Return the records, each one exactly as written.

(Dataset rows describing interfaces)
··········

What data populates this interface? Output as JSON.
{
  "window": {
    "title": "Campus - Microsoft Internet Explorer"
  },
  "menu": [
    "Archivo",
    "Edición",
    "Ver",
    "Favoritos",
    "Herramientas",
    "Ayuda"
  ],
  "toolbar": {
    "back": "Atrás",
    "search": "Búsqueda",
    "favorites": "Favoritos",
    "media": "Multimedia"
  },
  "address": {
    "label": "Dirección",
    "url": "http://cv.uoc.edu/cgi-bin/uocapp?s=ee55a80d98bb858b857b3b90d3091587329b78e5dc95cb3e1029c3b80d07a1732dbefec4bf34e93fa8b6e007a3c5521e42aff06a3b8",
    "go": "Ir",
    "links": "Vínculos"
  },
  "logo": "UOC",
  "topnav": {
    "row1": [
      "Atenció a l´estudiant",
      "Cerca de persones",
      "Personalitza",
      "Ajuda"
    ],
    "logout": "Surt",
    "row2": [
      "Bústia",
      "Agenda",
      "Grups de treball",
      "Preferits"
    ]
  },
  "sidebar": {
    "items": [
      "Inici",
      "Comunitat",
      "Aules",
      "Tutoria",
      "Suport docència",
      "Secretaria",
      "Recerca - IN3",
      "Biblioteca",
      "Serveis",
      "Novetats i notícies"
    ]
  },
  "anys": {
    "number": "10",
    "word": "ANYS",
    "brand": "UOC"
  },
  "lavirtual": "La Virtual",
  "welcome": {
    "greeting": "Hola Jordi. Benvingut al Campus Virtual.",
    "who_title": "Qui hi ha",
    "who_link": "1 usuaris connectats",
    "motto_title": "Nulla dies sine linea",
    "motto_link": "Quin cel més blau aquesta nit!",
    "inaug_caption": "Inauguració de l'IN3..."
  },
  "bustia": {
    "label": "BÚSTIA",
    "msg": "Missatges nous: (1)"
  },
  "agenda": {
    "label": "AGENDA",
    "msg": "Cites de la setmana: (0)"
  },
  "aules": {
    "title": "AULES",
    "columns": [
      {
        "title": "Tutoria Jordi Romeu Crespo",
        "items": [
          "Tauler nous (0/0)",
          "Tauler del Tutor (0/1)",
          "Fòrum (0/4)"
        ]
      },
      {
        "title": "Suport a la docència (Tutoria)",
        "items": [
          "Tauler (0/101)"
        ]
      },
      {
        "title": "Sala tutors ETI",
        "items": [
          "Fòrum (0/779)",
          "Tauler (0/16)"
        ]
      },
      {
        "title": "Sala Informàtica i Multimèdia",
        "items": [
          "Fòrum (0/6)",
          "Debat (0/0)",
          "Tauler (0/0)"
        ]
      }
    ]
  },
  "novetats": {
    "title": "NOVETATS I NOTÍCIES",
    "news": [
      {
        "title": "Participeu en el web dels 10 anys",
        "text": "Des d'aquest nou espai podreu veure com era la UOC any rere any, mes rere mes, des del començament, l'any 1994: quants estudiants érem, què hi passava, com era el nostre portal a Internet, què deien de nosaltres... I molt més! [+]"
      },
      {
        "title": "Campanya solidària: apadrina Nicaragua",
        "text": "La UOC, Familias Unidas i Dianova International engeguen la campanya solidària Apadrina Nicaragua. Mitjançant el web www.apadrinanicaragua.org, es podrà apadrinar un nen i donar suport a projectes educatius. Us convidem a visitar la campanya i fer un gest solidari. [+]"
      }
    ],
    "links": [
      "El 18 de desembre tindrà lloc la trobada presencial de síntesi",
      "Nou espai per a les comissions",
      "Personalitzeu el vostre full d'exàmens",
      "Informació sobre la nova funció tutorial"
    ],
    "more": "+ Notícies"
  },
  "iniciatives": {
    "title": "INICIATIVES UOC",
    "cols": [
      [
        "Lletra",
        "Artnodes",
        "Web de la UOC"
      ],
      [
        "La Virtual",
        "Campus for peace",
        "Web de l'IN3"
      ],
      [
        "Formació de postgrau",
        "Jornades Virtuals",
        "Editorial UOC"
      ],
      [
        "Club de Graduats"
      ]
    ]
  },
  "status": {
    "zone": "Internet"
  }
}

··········

_TASK RESULT_
What data populates this interface? Output as JSON.
{
  "window": {
    "title": "Campus - Microsoft Internet Explorer"
  },
  "menu": [
    "Archivo",
    "Edición",
    "Ver",
    "Favoritos",
    "Herramientas",
    "Ayuda"
  ],
  "toolbar": {
    "back": "Atrás",
    "search": "Búsqueda",
    "favorites": "Favoritos",
    "media": "Multimedia"
  },
  "address": {
    "label": "Dirección",
    "url": "http://cv.uoc.edu/cgi-bin/uocapp?s=ee55a80d98bb858b857b3b90d3091587329b78e5dc95cb3e1029c3b80d07a1732dbefec4bf34e93fa8b6e007a3c5521e42aff06a3b8",
    "go": "Ir",
    "links": "Vínculos"
  },
  "logo": "UOC",
  "topnav": {
    "row1": [
      "Atenció a l´estudiant",
      "Cerca de persones",
      "Personalitza",
      "Ajuda"
    ],
    "logout": "Surt",
    "row2": [
      "Bústia",
      "Agenda",
      "Grups de treball",
      "Preferits"
    ]
  },
  "sidebar": {
    "items": [
      "Inici",
      "Comunitat",
      "Aules",
      "Tutoria",
      "Suport docència",
      "Secretaria",
      "Recerca - IN3",
      "Biblioteca",
      "Serveis",
      "Novetats i notícies"
    ]
  },
  "anys": {
    "number": "10",
    "word": "ANYS",
    "brand": "UOC"
  },
  "lavirtual": "La Virtual",
  "welcome": {
    "greeting": "Hola Jordi. Benvingut al Campus Virtual.",
    "who_title": "Qui hi ha",
    "who_link": "1 usuaris connectats",
    "motto_title": "Nulla dies sine linea",
    "motto_link": "Quin cel més blau aquesta nit!",
    "inaug_caption": "Inauguració de l'IN3..."
  },
  "bustia": {
    "label": "BÚSTIA",
    "msg": "Missatges nous: (1)"
  },
  "agenda": {
    "label": "AGENDA",
    "msg": "Cites de la setmana: (0)"
  },
  "aules": {
    "title": "AULES",
    "columns": [
      {
        "title": "Tutoria Jordi Romeu Crespo",
        "items": [
          "Tauler nous (0/0)",
          "Tauler del Tutor (0/1)",
          "Fòrum (0/4)"
        ]
      },
      {
        "title": "Suport a la docència (Tutoria)",
        "items": [
          "Tauler (0/101)"
        ]
      },
      {
        "title": "Sala tutors ETI",
        "items": [
          "Fòrum (0/779)",
          "Tauler (0/16)"
        ]
      },
      {
        "title": "Sala Informàtica i Multimèdia",
        "items": [
          "Fòrum (0/6)",
          "Debat (0/0)",
          "Tauler (0/0)"
        ]
      }
    ]
  },
  "novetats": {
    "title": "NOVETATS I NOTÍCIES",
    "news": [
      {
        "title": "Participeu en el web dels 10 anys",
        "text": "Des d'aquest nou espai podreu veure com era la UOC any rere any, mes rere mes, des del començament, l'any 1994: quants estudiants érem, què hi passava, com era el nostre portal a Internet, què deien de nosaltres... I molt més! [+]"
      },
      {
        "title": "Campanya solidària: apadrina Nicaragua",
        "text": "La UOC, Familias Unidas i Dianova International engeguen la campanya solidària Apadrina Nicaragua. Mitjançant el web www.apadrinanicaragua.org, es podrà apadrinar un nen i donar suport a projectes educatius. Us convidem a visitar la campanya i fer un gest solidari. [+]"
      }
    ],
    "links": [
      "El 18 de desembre tindrà lloc la trobada presencial de síntesi",
      "Nou espai per a les comissions",
      "Personalitzeu el vostre full d'exàmens",
      "Informació sobre la nova funció tutorial"
    ],
    "more": "+ Notícies"
  },
  "iniciatives": {
    "title": "INICIATIVES UOC",
    "cols": [
      [
        "Lletra",
        "Artnodes",
        "Web de la UOC"
      ],
      [
        "La Virtual",
        "Campus for peace",
        "Web de l'IN3"
      ],
      [
        "Formació de postgrau",
        "Jornades Virtuals",
        "Editorial UOC"
      ],
      [
        "Club de Graduats"
      ]
    ]
  },
  "status": {
    "zone": "Internet"
  }
}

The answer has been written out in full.